• TASK INPUT
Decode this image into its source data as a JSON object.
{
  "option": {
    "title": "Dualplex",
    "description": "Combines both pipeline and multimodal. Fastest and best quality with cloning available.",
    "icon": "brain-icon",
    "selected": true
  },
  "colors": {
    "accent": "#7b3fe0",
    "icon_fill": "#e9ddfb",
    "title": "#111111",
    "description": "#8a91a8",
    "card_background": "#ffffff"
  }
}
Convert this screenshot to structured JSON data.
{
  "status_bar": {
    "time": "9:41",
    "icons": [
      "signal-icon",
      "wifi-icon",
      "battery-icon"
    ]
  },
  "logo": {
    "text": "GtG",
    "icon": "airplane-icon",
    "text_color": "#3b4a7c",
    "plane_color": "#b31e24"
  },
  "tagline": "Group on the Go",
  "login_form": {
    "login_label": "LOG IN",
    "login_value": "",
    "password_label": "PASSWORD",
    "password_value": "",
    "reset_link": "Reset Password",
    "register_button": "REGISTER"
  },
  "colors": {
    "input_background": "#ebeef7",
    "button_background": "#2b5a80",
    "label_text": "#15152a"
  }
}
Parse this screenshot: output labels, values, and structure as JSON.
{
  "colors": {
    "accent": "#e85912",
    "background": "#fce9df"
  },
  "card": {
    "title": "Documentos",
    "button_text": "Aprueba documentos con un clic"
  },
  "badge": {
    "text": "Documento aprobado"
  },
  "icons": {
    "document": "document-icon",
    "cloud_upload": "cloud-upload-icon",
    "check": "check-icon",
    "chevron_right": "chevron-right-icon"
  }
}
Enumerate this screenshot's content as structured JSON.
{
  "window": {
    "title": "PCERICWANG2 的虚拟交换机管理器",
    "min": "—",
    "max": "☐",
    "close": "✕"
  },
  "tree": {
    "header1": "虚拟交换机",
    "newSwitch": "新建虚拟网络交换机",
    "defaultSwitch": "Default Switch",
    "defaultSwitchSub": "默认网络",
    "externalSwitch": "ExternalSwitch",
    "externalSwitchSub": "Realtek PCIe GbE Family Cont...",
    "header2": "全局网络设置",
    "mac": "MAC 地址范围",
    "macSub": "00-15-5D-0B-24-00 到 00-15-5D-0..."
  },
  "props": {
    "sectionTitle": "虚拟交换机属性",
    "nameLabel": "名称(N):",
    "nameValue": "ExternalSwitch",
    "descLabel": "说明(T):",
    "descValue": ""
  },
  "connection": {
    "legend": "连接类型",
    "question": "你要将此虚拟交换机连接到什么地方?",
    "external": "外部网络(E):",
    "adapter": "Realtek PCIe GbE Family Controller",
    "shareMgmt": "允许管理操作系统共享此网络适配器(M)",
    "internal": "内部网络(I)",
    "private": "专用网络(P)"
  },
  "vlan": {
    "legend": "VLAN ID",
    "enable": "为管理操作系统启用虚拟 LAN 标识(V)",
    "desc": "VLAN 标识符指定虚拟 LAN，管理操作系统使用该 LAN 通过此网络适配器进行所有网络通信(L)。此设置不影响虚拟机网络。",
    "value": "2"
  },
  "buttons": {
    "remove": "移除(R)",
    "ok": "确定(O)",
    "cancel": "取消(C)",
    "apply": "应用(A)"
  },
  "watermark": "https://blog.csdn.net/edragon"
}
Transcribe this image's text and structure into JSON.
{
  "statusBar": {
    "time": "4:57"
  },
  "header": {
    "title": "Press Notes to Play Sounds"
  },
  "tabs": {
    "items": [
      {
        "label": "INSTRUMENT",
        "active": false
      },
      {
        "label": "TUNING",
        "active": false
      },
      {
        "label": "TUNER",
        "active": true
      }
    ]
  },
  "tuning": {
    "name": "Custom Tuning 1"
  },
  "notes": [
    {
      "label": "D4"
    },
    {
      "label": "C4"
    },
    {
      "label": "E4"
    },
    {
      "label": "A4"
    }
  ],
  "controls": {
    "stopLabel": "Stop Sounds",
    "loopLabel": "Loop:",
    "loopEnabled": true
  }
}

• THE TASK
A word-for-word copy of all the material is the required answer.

• RESULT OF THE TASK
Decode this image into its source data as a JSON object.
{
  "option": {
    "title": "Dualplex",
    "description": "Combines both pipeline and multimodal. Fastest and best quality with cloning available.",
    "icon": "brain-icon",
    "selected": true
  },
  "colors": {
    "accent": "#7b3fe0",
    "icon_fill": "#e9ddfb",
    "title": "#111111",
    "description": "#8a91a8",
    "card_background": "#ffffff"
  }
}
Convert this screenshot to structured JSON data.
{
  "status_bar": {
    "time": "9:41",
    "icons": [
      "signal-icon",
      "wifi-icon",
      "battery-icon"
    ]
  },
  "logo": {
    "text": "GtG",
    "icon": "airplane-icon",
    "text_color": "#3b4a7c",
    "plane_color": "#b31e24"
  },
  "tagline": "Group on the Go",
  "login_form": {
    "login_label": "LOG IN",
    "login_value": "",
    "password_label": "PASSWORD",
    "password_value": "",
    "reset_link": "Reset Password",
    "register_button": "REGISTER"
  },
  "colors": {
    "input_background": "#ebeef7",
    "button_background": "#2b5a80",
    "label_text": "#15152a"
  }
}
Parse this screenshot: output labels, values, and structure as JSON.
{
  "colors": {
    "accent": "#e85912",
    "background": "#fce9df"
  },
  "card": {
    "title": "Documentos",
    "button_text": "Aprueba documentos con un clic"
  },
  "badge": {
    "text": "Documento aprobado"
  },
  "icons": {
    "document": "document-icon",
    "cloud_upload": "cloud-upload-icon",
    "check": "check-icon",
    "chevron_right": "chevron-right-icon"
  }
}
Enumerate this screenshot's content as structured JSON.
{
  "window": {
    "title": "PCERICWANG2 的虚拟交换机管理器",
    "min": "—",
    "max": "☐",
    "close": "✕"
  },
  "tree": {
    "header1": "虚拟交换机",
    "newSwitch": "新建虚拟网络交换机",
    "defaultSwitch": "Default Switch",
    "defaultSwitchSub": "默认网络",
    "externalSwitch": "ExternalSwitch",
    "externalSwitchSub": "Realtek PCIe GbE Family Cont...",
    "header2": "全局网络设置",
    "mac": "MAC 地址范围",
    "macSub": "00-15-5D-0B-24-00 到 00-15-5D-0..."
  },
  "props": {
    "sectionTitle": "虚拟交换机属性",
    "nameLabel": "名称(N):",
    "nameValue": "ExternalSwitch",
    "descLabel": "说明(T):",
    "descValue": ""
  },
  "connection": {
    "legend": "连接类型",
    "question": "你要将此虚拟交换机连接到什么地方?",
    "external": "外部网络(E):",
    "adapter": "Realtek PCIe GbE Family Controller",
    "shareMgmt": "允许管理操作系统共享此网络适配器(M)",
    "internal": "内部网络(I)",
    "private": "专用网络(P)"
  },
  "vlan": {
    "legend": "VLAN ID",
    "enable": "为管理操作系统启用虚拟 LAN 标识(V)",
    "desc": "VLAN 标识符指定虚拟 LAN，管理操作系统使用该 LAN 通过此网络适配器进行所有网络通信(L)。此设置不影响虚拟机网络。",
    "value": "2"
  },
  "buttons": {
    "remove": "移除(R)",
    "ok": "确定(O)",
    "cancel": "取消(C)",
    "apply": "应用(A)"
  },
  "watermark": "https://blog.csdn.net/edragon"
}
Transcribe this image's text and structure into JSON.
{
  "statusBar": {
    "time": "4:57"
  },
  "header": {
    "title": "Press Notes to Play Sounds"
  },
  "tabs": {
    "items": [
      {
        "label": "INSTRUMENT",
        "active": false
      },
      {
        "label": "TUNING",
        "active": false
      },
      {
        "label": "TUNER",
        "active": true
      }
    ]
  },
  "tuning": {
    "name": "Custom Tuning 1"
  },
  "notes": [
    {
      "label": "D4"
    },
    {
      "label": "C4"
    },
    {
      "label": "E4"
    },
    {
      "label": "A4"
    }
  ],
  "controls": {
    "stopLabel": "Stop Sounds",
    "loopLabel": "Loop:",
    "loopEnabled": true
  }
}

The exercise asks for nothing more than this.